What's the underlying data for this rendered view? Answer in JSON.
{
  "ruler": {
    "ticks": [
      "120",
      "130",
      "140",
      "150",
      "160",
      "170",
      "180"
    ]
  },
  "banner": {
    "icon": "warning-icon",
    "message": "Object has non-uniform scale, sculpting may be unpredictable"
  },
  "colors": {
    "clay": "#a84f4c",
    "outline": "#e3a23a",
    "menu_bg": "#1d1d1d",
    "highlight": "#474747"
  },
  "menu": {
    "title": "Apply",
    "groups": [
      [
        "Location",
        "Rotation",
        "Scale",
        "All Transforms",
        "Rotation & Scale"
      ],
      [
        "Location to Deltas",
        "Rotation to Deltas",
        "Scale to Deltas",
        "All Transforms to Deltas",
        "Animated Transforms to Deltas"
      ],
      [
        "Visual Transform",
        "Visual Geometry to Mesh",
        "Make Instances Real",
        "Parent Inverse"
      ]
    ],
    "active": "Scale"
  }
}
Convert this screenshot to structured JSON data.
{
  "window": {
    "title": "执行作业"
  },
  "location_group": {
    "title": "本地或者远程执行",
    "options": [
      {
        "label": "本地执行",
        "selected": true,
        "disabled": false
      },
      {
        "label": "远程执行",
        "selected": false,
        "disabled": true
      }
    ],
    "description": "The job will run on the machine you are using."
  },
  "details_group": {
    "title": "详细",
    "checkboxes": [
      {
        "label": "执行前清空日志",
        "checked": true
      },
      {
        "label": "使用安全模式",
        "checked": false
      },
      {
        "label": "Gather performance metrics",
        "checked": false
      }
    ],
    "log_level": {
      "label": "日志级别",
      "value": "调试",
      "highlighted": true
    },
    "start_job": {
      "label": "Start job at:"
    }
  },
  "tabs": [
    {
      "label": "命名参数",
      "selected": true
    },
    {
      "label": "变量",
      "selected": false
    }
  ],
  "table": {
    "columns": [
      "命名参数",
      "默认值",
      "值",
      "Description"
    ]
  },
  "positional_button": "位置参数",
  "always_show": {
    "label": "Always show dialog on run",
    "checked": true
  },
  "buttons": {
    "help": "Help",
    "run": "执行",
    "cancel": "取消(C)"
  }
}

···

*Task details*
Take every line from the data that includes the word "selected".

*Reply*
        "selected": true,
        "selected": false,
      "selected": true
      "selected": false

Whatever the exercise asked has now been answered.